_ACTION ITEM:_ Counting only lines that contain "mention", how many are there in the records below? Give the figure alone.

_DATA PROVIDED:_
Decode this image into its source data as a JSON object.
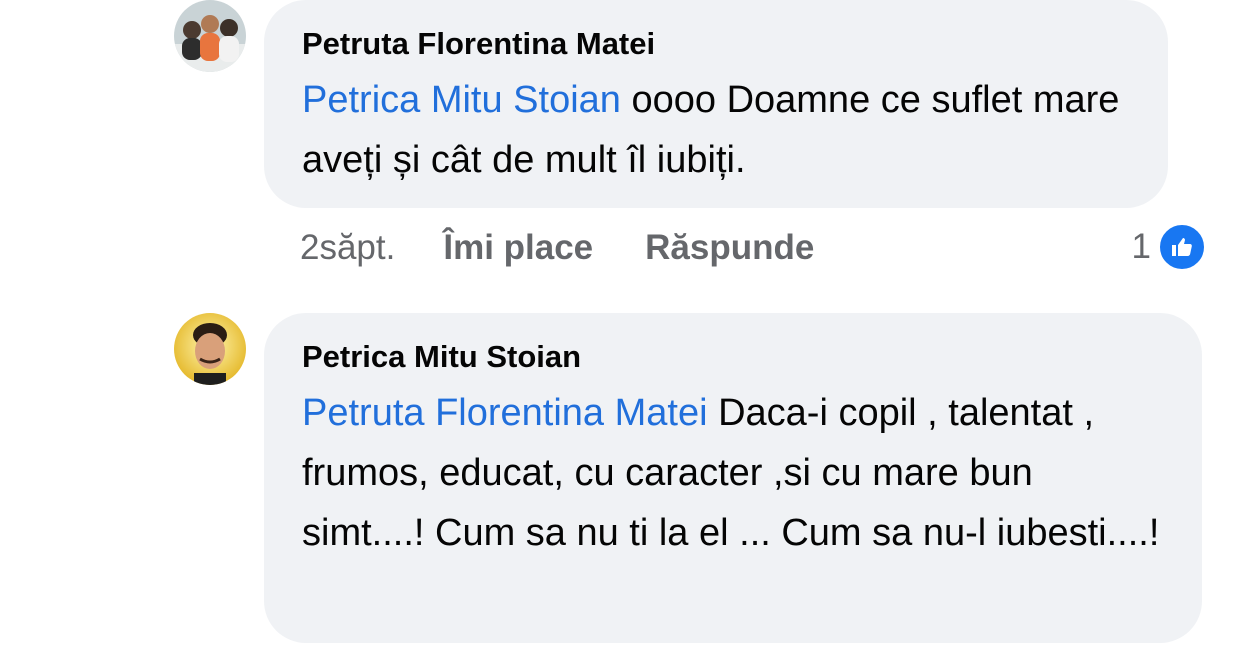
{
  "comments": [
    {
      "author": "Petruta Florentina Matei",
      "mention": "Petrica Mitu Stoian",
      "text": " oooo Doamne ce suflet mare aveți și cât de mult îl iubiți.",
      "time": "2săpt.",
      "like_label": "Îmi place",
      "reply_label": "Răspunde",
      "reaction_count": "1",
      "reaction_icon": "like-icon"
    },
    {
      "author": "Petrica Mitu Stoian",
      "mention": "Petruta Florentina Matei",
      "text": " Daca-i copil  , talentat , frumos, educat, cu caracter ,si cu mare bun simt....! Cum sa nu ti la el ... Cum sa nu-l iubesti....!"
    }
  ],
  "colors": {
    "mention": "#216fdb",
    "bubble": "#f0f2f5",
    "meta": "#65676b",
    "like_badge": "#1877f2"
  }
}
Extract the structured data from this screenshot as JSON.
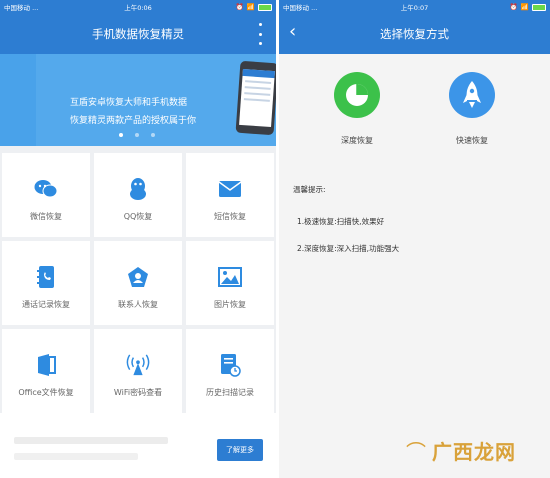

_TASK SOLUTION:_ 3